Amidst its jungle of skyscrapers, Canary Wharf has many dining options, but few high-end ones. Plateau is therefore a welcome relief, even if the formula is a familiar one. This is perhaps unsurprising given it is part of the D&D restaurant group. Even if the food pleased and service could not be faulted, it still did not take away from the fact that places sorely lacks atmosphere, or even a sense of joyfulness
Back in the early 2000s when I had the misfortune of working in Canary Wharf, it was a culinary graveyard, redeemed only by the fact that the West End was at least reachable in around fifteen minutes. Although the Wharf remains (to my mind) a thoroughly depressing place in which to work with woefully inadequate transport infrastructure, it is at least pleasing that the range of dining options seems markedly to have improved. Indeed, on each – increasingly rare – occasion I venture to the area, several new places are open. A recent visit to Ippudo, a newish Japanese outlet specialising in ramen impressed, location notwithstanding.
What is it with the past, why do we always feel a need to return there? Only a certain sort of person, surely, would decide to call their restaurant (or mini-chain) canteen. Prior to dining here at a friend’s suggestion, I looked up said word in the dictionary.
A recent business trip took me to Madrid, a city I have always loved visiting for many reasons. One of the exciting things about Spain’s capital (and indeed the country in general) is its food scene, from high-end to the more humble street-side café.

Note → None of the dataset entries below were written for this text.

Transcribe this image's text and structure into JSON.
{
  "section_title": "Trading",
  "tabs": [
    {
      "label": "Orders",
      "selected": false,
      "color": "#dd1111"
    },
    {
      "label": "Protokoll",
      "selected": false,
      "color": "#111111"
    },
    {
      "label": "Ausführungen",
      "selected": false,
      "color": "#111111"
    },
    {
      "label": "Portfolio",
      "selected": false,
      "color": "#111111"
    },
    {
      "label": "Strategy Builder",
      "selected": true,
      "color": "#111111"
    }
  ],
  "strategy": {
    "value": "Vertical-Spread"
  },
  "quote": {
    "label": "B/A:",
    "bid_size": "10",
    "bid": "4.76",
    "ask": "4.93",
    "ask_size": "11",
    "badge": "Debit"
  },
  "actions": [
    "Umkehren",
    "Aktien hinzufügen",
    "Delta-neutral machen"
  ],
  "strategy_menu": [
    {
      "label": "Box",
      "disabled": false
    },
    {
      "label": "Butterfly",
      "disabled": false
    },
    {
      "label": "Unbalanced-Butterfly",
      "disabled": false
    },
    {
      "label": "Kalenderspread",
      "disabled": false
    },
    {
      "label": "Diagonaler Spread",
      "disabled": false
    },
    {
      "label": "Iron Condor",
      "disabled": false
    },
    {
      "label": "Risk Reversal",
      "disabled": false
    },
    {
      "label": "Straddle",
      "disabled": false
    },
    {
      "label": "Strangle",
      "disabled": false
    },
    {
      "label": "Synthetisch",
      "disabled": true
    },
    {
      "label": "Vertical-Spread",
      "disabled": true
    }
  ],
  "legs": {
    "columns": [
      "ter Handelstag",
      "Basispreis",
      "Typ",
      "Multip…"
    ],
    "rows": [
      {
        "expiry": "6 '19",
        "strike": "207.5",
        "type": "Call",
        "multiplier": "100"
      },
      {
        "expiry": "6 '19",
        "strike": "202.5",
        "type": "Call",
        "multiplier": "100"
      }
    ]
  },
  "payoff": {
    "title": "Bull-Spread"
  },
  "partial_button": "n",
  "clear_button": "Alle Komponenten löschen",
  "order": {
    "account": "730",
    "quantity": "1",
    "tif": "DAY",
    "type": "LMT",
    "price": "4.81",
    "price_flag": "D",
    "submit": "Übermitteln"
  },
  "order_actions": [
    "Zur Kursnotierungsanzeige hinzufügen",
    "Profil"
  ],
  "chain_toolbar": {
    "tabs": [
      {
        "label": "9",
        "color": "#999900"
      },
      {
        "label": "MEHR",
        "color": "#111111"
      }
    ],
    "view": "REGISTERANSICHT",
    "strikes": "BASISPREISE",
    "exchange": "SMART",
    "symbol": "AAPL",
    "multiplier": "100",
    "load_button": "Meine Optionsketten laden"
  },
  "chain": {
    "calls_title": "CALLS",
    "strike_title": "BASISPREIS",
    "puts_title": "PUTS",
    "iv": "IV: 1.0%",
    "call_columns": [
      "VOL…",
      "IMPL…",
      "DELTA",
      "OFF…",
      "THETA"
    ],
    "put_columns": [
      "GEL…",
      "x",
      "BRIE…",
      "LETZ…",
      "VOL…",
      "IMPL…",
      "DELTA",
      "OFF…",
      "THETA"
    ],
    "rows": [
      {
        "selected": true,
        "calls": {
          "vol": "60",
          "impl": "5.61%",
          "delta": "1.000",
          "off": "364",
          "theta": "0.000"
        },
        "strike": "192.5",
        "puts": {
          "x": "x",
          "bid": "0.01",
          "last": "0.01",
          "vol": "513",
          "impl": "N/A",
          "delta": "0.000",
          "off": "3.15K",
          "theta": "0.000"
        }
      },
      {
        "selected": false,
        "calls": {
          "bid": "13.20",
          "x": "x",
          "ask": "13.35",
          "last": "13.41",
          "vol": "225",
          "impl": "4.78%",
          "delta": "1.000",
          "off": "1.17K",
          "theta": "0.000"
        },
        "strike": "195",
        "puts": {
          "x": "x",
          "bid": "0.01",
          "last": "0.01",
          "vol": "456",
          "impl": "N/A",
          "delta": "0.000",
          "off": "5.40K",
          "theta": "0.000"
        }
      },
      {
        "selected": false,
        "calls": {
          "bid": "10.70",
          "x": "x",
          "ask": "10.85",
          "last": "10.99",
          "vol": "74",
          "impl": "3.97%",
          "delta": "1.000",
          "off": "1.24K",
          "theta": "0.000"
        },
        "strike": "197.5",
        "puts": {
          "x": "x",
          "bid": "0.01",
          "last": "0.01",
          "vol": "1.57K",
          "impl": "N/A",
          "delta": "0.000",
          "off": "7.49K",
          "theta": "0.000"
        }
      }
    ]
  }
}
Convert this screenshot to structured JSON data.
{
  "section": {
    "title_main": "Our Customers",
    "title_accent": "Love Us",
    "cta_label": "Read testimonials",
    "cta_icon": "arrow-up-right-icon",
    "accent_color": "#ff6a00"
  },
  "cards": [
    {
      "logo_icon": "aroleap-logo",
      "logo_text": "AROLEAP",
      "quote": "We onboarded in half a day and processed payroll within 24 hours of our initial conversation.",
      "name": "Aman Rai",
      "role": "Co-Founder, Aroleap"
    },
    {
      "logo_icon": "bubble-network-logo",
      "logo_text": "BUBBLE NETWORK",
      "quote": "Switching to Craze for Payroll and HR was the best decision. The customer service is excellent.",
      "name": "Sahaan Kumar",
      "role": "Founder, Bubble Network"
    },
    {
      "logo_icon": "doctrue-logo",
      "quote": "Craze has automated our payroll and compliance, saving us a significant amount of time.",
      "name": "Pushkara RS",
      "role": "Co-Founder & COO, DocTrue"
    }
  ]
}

The burger revolution of the last few years has seen a proliferation of beef and chip pairings across London and much of the rest of the UK. Among the many choices is Byron, now numbering some 30 locations across London as well as a handful elsewhere.